Framed Tigger and Rabbit cel.

In this cel Rabbit, frustrated that Tigger had bounced him and in the process made a mess of his garden, had concocted a plan to lose Tigger deep in the forrest.  So Rabbit along with Pooh and Piglet, take Tigger on an exploration on a very foggy morning through the forrest of the Hundred Acre Wood.  Unfortunately Pooh, Piglet, and Rabbit become lost as the ever excited Tigger bounds far ahead deeper into the woods.  Pooh and Piglet find their way out of the woods but Rabbit is hopelessly lost.  Until Tigger bounces him, because as everyone knows, "Tiggers never get lost!"  This is an absolutely wonderful cel taken at the perfect time when Tigger is sitting on top of Rabbit, just after being bounced by him!
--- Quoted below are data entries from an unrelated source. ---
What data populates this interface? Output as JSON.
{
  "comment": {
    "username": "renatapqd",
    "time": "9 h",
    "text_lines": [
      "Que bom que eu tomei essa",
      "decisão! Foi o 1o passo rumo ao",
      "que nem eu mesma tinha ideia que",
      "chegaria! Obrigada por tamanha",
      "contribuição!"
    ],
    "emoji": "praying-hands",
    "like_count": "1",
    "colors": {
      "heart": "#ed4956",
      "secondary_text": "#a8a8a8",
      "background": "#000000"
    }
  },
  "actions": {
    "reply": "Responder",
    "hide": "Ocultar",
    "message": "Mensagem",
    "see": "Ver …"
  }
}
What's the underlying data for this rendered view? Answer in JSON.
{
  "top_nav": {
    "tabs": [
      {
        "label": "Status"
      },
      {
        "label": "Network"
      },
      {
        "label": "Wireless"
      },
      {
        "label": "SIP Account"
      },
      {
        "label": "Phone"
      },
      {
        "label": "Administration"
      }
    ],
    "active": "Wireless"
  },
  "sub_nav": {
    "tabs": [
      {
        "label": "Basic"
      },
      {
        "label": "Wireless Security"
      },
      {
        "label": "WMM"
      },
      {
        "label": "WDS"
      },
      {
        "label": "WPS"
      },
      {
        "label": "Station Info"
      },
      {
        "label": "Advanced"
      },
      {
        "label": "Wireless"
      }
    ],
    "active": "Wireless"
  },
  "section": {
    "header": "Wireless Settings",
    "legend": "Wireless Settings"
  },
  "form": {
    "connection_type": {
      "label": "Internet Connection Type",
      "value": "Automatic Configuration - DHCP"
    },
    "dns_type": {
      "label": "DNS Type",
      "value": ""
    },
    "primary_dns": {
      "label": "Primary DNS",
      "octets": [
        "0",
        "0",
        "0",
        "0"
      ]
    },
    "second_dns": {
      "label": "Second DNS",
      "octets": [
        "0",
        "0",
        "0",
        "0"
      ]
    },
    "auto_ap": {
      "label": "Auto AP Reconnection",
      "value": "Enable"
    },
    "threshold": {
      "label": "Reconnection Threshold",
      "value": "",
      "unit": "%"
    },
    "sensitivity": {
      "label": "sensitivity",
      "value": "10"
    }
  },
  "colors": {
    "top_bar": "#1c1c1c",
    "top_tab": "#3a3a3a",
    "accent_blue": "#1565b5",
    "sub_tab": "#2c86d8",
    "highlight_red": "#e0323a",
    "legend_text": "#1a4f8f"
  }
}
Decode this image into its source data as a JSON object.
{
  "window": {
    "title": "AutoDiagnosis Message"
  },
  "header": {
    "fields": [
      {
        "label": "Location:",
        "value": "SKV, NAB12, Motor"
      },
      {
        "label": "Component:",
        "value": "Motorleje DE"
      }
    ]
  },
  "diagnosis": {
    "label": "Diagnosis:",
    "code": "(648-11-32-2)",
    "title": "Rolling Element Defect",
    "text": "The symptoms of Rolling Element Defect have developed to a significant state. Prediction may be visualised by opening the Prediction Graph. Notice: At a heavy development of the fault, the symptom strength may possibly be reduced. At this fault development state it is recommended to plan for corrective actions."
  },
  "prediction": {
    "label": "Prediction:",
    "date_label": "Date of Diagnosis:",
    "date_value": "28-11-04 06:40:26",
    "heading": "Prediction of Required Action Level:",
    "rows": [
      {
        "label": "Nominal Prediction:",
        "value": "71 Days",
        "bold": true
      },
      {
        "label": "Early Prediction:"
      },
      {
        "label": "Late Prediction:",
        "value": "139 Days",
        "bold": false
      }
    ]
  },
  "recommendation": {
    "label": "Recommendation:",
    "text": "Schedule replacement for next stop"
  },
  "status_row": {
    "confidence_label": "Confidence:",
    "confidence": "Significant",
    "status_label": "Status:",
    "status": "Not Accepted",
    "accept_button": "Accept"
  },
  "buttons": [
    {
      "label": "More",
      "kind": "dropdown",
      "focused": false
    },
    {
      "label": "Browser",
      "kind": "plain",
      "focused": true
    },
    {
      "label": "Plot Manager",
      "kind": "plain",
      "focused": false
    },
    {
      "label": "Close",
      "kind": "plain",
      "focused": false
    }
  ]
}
To see the cel in the film, just click on the short video below: